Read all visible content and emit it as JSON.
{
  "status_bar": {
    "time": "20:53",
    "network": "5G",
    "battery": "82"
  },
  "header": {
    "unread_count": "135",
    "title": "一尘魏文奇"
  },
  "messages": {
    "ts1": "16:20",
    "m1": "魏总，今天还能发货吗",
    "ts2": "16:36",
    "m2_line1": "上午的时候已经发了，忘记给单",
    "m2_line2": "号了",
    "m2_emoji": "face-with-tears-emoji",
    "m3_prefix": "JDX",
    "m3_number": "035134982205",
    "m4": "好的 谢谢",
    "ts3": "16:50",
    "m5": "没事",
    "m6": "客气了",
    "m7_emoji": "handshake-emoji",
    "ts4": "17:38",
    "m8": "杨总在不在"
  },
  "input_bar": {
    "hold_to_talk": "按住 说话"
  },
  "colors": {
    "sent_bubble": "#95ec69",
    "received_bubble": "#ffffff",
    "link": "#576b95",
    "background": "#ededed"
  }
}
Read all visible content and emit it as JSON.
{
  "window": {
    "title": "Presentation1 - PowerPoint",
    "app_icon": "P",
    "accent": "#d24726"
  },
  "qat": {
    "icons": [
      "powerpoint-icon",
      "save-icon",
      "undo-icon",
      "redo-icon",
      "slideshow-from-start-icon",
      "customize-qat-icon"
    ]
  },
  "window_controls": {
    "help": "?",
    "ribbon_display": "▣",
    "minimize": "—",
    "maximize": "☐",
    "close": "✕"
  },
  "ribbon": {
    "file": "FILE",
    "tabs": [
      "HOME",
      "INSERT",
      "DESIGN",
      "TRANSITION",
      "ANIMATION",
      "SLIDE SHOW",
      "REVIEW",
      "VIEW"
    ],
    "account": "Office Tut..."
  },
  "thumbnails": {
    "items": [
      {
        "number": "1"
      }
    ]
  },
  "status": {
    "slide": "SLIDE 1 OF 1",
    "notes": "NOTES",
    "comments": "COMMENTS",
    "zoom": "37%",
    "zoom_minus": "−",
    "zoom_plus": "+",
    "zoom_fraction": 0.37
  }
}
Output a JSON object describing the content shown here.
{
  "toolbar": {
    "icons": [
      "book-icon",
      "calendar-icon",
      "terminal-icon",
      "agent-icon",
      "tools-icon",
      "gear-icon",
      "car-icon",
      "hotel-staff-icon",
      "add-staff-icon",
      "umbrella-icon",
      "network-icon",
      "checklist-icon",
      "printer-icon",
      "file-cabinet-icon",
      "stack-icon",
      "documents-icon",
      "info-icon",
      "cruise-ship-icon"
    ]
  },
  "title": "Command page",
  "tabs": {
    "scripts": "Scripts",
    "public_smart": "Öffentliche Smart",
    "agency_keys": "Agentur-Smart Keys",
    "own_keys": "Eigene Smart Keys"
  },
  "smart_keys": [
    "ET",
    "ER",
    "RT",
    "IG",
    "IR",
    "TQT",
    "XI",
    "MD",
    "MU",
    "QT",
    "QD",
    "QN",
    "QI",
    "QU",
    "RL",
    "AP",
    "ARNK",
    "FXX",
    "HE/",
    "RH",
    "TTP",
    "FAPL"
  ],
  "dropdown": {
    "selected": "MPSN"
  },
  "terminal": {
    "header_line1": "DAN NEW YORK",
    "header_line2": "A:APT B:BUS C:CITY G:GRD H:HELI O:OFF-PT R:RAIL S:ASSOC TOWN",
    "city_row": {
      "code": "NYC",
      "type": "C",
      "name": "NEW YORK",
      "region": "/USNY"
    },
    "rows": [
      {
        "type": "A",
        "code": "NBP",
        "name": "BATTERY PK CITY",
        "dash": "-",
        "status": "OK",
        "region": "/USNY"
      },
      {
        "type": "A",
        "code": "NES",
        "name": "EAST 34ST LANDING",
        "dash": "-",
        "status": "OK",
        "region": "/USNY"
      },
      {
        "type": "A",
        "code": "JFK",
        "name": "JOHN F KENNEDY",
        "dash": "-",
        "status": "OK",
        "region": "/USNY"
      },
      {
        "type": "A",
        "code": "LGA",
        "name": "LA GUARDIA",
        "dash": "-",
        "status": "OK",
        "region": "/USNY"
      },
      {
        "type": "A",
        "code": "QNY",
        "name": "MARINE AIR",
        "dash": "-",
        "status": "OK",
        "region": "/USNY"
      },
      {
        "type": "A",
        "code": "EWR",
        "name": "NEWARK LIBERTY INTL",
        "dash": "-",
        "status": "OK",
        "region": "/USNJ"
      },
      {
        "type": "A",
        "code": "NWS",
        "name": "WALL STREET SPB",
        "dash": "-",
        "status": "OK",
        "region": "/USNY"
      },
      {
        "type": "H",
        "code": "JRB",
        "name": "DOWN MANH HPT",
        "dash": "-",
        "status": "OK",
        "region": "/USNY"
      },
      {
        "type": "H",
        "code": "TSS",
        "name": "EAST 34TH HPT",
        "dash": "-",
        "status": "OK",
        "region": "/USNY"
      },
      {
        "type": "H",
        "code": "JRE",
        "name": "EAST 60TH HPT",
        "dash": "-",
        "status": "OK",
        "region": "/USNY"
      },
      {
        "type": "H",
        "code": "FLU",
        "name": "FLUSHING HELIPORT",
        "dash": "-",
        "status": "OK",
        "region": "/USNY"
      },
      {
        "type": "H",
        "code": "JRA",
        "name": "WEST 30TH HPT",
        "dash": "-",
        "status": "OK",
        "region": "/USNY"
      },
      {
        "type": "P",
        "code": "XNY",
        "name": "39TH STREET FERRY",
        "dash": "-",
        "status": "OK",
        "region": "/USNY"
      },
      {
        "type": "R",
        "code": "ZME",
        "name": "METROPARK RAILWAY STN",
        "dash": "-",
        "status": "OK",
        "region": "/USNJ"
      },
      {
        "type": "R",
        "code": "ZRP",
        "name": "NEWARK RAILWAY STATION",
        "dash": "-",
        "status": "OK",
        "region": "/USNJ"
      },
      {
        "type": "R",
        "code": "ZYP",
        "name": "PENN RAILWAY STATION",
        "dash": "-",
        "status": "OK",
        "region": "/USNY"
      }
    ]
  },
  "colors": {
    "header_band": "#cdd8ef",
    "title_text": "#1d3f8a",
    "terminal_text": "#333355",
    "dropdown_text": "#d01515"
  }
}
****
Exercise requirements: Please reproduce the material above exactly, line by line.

Response below:
Read all visible content and emit it as JSON.
{
  "status_bar": {
    "time": "20:53",
    "network": "5G",
    "battery": "82"
  },
  "header": {
    "unread_count": "135",
    "title": "一尘魏文奇"
  },
  "messages": {
    "ts1": "16:20",
    "m1": "魏总，今天还能发货吗",
    "ts2": "16:36",
    "m2_line1": "上午的时候已经发了，忘记给单",
    "m2_line2": "号了",
    "m2_emoji": "face-with-tears-emoji",
    "m3_prefix": "JDX",
    "m3_number": "035134982205",
    "m4": "好的 谢谢",
    "ts3": "16:50",
    "m5": "没事",
    "m6": "客气了",
    "m7_emoji": "handshake-emoji",
    "ts4": "17:38",
    "m8": "杨总在不在"
  },
  "input_bar": {
    "hold_to_talk": "按住 说话"
  },
  "colors": {
    "sent_bubble": "#95ec69",
    "received_bubble": "#ffffff",
    "link": "#576b95",
    "background": "#ededed"
  }
}
Read all visible content and emit it as JSON.
{
  "window": {
    "title": "Presentation1 - PowerPoint",
    "app_icon": "P",
    "accent": "#d24726"
  },
  "qat": {
    "icons": [
      "powerpoint-icon",
      "save-icon",
      "undo-icon",
      "redo-icon",
      "slideshow-from-start-icon",
      "customize-qat-icon"
    ]
  },
  "window_controls": {
    "help": "?",
    "ribbon_display": "▣",
    "minimize": "—",
    "maximize": "☐",
    "close": "✕"
  },
  "ribbon": {
    "file": "FILE",
    "tabs": [
      "HOME",
      "INSERT",
      "DESIGN",
      "TRANSITION",
      "ANIMATION",
      "SLIDE SHOW",
      "REVIEW",
      "VIEW"
    ],
    "account": "Office Tut..."
  },
  "thumbnails": {
    "items": [
      {
        "number": "1"
      }
    ]
  },
  "status": {
    "slide": "SLIDE 1 OF 1",
    "notes": "NOTES",
    "comments": "COMMENTS",
    "zoom": "37%",
    "zoom_minus": "−",
    "zoom_plus": "+",
    "zoom_fraction": 0.37
  }
}
Output a JSON object describing the content shown here.
{
  "toolbar": {
    "icons": [
      "book-icon",
      "calendar-icon",
      "terminal-icon",
      "agent-icon",
      "tools-icon",
      "gear-icon",
      "car-icon",
      "hotel-staff-icon",
      "add-staff-icon",
      "umbrella-icon",
      "network-icon",
      "checklist-icon",
      "printer-icon",
      "file-cabinet-icon",
      "stack-icon",
      "documents-icon",
      "info-icon",
      "cruise-ship-icon"
    ]
  },
  "title": "Command page",
  "tabs": {
    "scripts": "Scripts",
    "public_smart": "Öffentliche Smart",
    "agency_keys": "Agentur-Smart Keys",
    "own_keys": "Eigene Smart Keys"
  },
  "smart_keys": [
    "ET",
    "ER",
    "RT",
    "IG",
    "IR",
    "TQT",
    "XI",
    "MD",
    "MU",
    "QT",
    "QD",
    "QN",
    "QI",
    "QU",
    "RL",
    "AP",
    "ARNK",
    "FXX",
    "HE/",
    "RH",
    "TTP",
    "FAPL"
  ],
  "dropdown": {
    "selected": "MPSN"
  },
  "terminal": {
    "header_line1": "DAN NEW YORK",
    "header_line2": "A:APT B:BUS C:CITY G:GRD H:HELI O:OFF-PT R:RAIL S:ASSOC TOWN",
    "city_row": {
      "code": "NYC",
      "type": "C",
      "name": "NEW YORK",
      "region": "/USNY"
    },
    "rows": [
      {
        "type": "A",
        "code": "NBP",
        "name": "BATTERY PK CITY",
        "dash": "-",
        "status": "OK",
        "region": "/USNY"
      },
      {
        "type": "A",
        "code": "NES",
        "name": "EAST 34ST LANDING",
        "dash": "-",
        "status": "OK",
        "region": "/USNY"
      },
      {
        "type": "A",
        "code": "JFK",
        "name": "JOHN F KENNEDY",
        "dash": "-",
        "status": "OK",
        "region": "/USNY"
      },
      {
        "type": "A",
        "code": "LGA",
        "name": "LA GUARDIA",
        "dash": "-",
        "status": "OK",
        "region": "/USNY"
      },
      {
        "type": "A",
        "code": "QNY",
        "name": "MARINE AIR",
        "dash": "-",
        "status": "OK",
        "region": "/USNY"
      },
      {
        "type": "A",
        "code": "EWR",
        "name": "NEWARK LIBERTY INTL",
        "dash": "-",
        "status": "OK",
        "region": "/USNJ"
      },
      {
        "type": "A",
        "code": "NWS",
        "name": "WALL STREET SPB",
        "dash": "-",
        "status": "OK",
        "region": "/USNY"
      },
      {
        "type": "H",
        "code": "JRB",
        "name": "DOWN MANH HPT",
        "dash": "-",
        "status": "OK",
        "region": "/USNY"
      },
      {
        "type": "H",
        "code": "TSS",
        "name": "EAST 34TH HPT",
        "dash": "-",
        "status": "OK",
        "region": "/USNY"
      },
      {
        "type": "H",
        "code": "JRE",
        "name": "EAST 60TH HPT",
        "dash": "-",
        "status": "OK",
        "region": "/USNY"
      },
      {
        "type": "H",
        "code": "FLU",
        "name": "FLUSHING HELIPORT",
        "dash": "-",
        "status": "OK",
        "region": "/USNY"
      },
      {
        "type": "H",
        "code": "JRA",
        "name": "WEST 30TH HPT",
        "dash": "-",
        "status": "OK",
        "region": "/USNY"
      },
      {
        "type": "P",
        "code": "XNY",
        "name": "39TH STREET FERRY",
        "dash": "-",
        "status": "OK",
        "region": "/USNY"
      },
      {
        "type": "R",
        "code": "ZME",
        "name": "METROPARK RAILWAY STN",
        "dash": "-",
        "status": "OK",
        "region": "/USNJ"
      },
      {
        "type": "R",
        "code": "ZRP",
        "name": "NEWARK RAILWAY STATION",
        "dash": "-",
        "status": "OK",
        "region": "/USNJ"
      },
      {
        "type": "R",
        "code": "ZYP",
        "name": "PENN RAILWAY STATION",
        "dash": "-",
        "status": "OK",
        "region": "/USNY"
      }
    ]
  },
  "colors": {
    "header_band": "#cdd8ef",
    "title_text": "#1d3f8a",
    "terminal_text": "#333355",
    "dropdown_text": "#d01515"
  }
}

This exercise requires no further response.